3. YOU CAN BLAME YOUR FAMILY FOR YOUR PROBLEMS
Cathy and Christopher struggle through much of the movie as they grow into adults with sexual desires whilst locked in an attic with no one but each other. Eventually they give in to those desires and sleep together. In the book Christopher rapes Cathy, but that's been airbrushed in the Lifetime movie and now it's totes consensual even if it is really weird. But they can't help their love for one another; their mom and dad were related, so incest runs in the family.
4. IF YOU DON'T WANT YOUR GRANDCHILDREN TO HAVE SEX STOP TALKING ABOUT IT
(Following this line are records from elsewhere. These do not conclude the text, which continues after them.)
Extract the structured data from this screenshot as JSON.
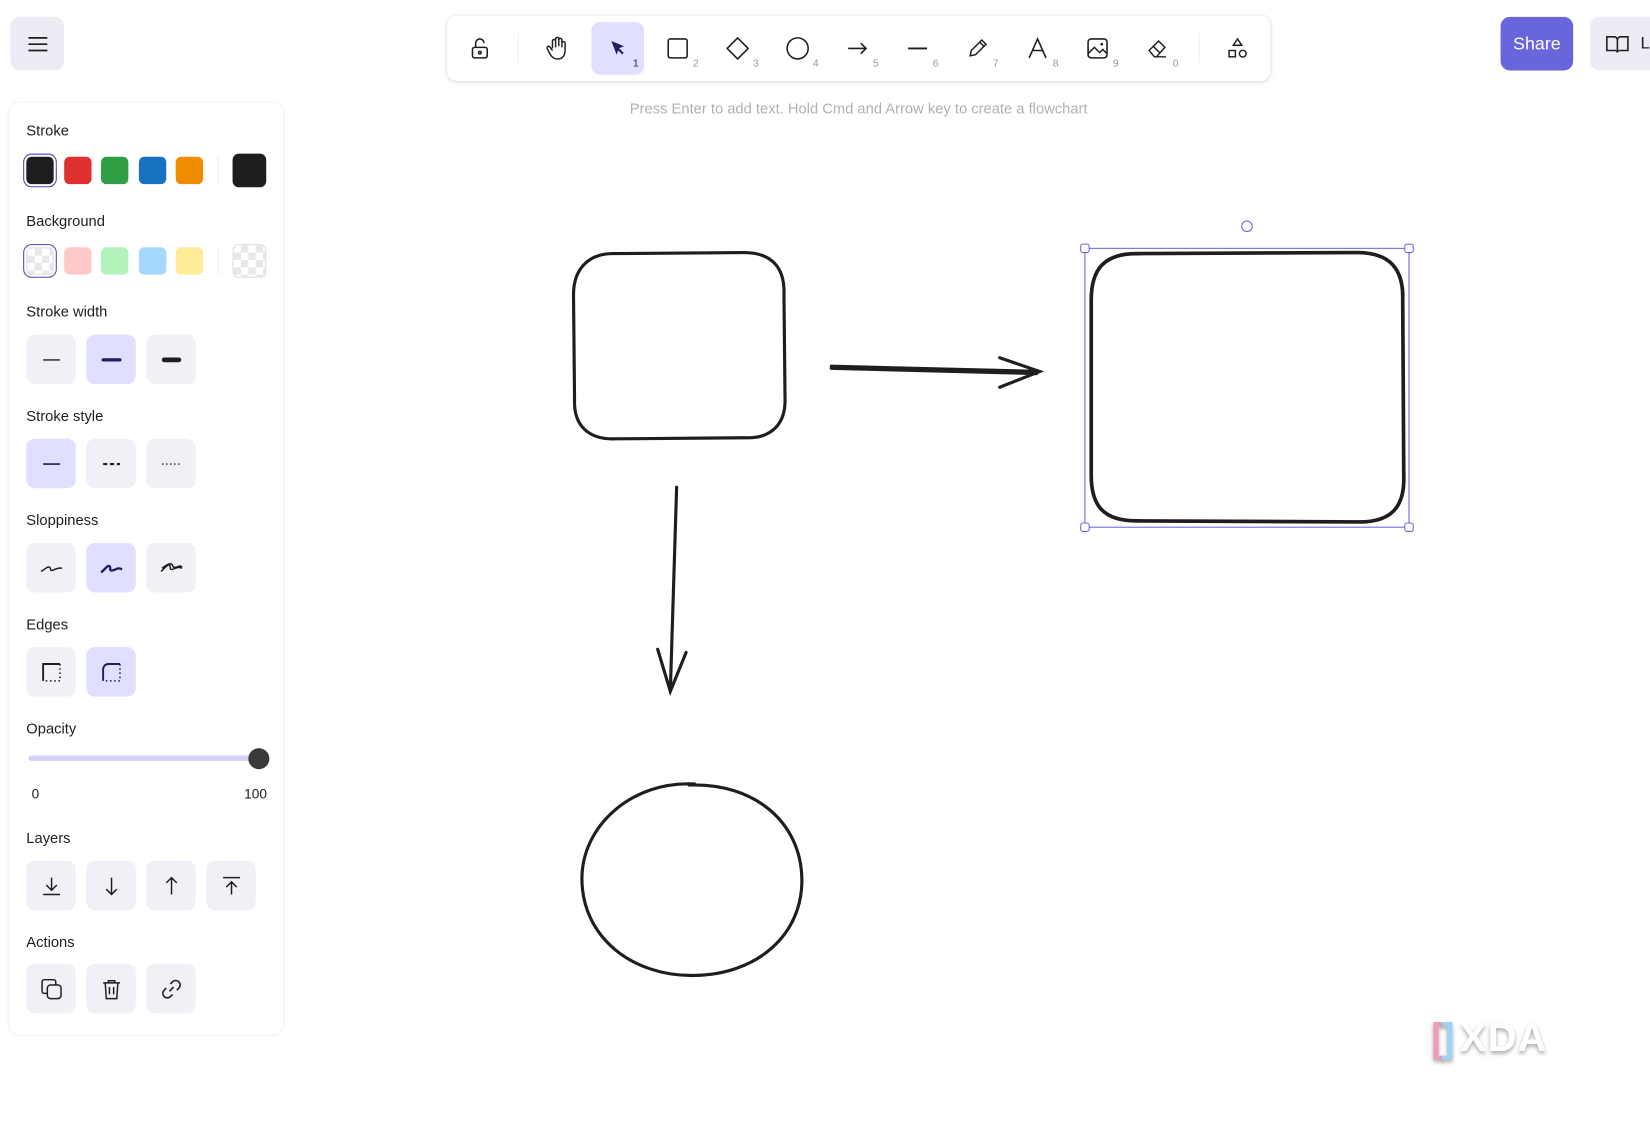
{
  "toolbar": {
    "tools": [
      {
        "name": "lock",
        "key": ""
      },
      {
        "name": "hand",
        "key": ""
      },
      {
        "name": "selection",
        "key": "1"
      },
      {
        "name": "rectangle",
        "key": "2"
      },
      {
        "name": "diamond",
        "key": "3"
      },
      {
        "name": "ellipse",
        "key": "4"
      },
      {
        "name": "arrow",
        "key": "5"
      },
      {
        "name": "line",
        "key": "6"
      },
      {
        "name": "draw",
        "key": "7"
      },
      {
        "name": "text",
        "key": "8"
      },
      {
        "name": "image",
        "key": "9"
      },
      {
        "name": "eraser",
        "key": "0"
      },
      {
        "name": "more-shapes",
        "key": ""
      }
    ],
    "active_tool": "selection"
  },
  "hint": "Press Enter to add text. Hold Cmd and Arrow key to create a flowchart",
  "share_label": "Share",
  "library_label": "L",
  "panel": {
    "stroke_label": "Stroke",
    "stroke_colors": [
      "#1e1e1e",
      "#e03131",
      "#2f9e44",
      "#1971c2",
      "#f08c00"
    ],
    "stroke_current": "#1e1e1e",
    "background_label": "Background",
    "background_colors": [
      "transparent",
      "#ffc9c9",
      "#b2f2bb",
      "#a5d8ff",
      "#ffec99"
    ],
    "background_current": "transparent",
    "stroke_width_label": "Stroke width",
    "stroke_width_selected": "bold",
    "stroke_style_label": "Stroke style",
    "stroke_style_selected": "solid",
    "sloppiness_label": "Sloppiness",
    "sloppiness_selected": "artist",
    "edges_label": "Edges",
    "edges_selected": "round",
    "opacity_label": "Opacity",
    "opacity_value": 100,
    "opacity_min": "0",
    "opacity_max": "100",
    "layers_label": "Layers",
    "actions_label": "Actions"
  },
  "watermark": "XDA",
  "accent": "#6965db"
}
The creepy grandmother takes just about every chance she gets to remind Cathy and Christopher not to be "wicked" with each other. She has met them for all of seven seconds before firmly saying they are not to share a bed. At this point neither of them have had any incestuous thoughts about one another but the next six times the grandmother reminds them not to look at one another or not to let Christopher "use" Cathy probably started to at least put that thought into their heads as a possibility.
5. NO MATTER WHAT LIFETIME DOES, PEOPLE ARE GONNA HATE IT
Having seen some of the movies on Lifetime (Craigslist Killer, anyone?) I feel confident saying that Flowers in the Attic was actually good. I liked the acting. I thought Heather Graham nailed the vacant, vapid mother. Whether this was because she's a bad actress or she was really getting into character doesn't matter, her portrayal of Corrine was on point. And maybe it was because I watched the movie at midnight in the dark, but I was definitely a little scared when it ended. Since the movie is supposed to be a thriller, I think it did its job. Also it taught what I think is the most laudable lesson yet:
6. IT MADE PEOPLE WANT TO READ
Say what you want, but anything that encourages people to read is A+ in my book. (Haha, reading pun.)
So for that I think Flowers in the Attic was a success. Are you excited for the sequel, Petals on the Wind? It's supposed to be twice as depressing, which is Lifetime's forte, so I think it's safe to say they'll handle it well.
Images: Lifetime, 4ams/Tumblr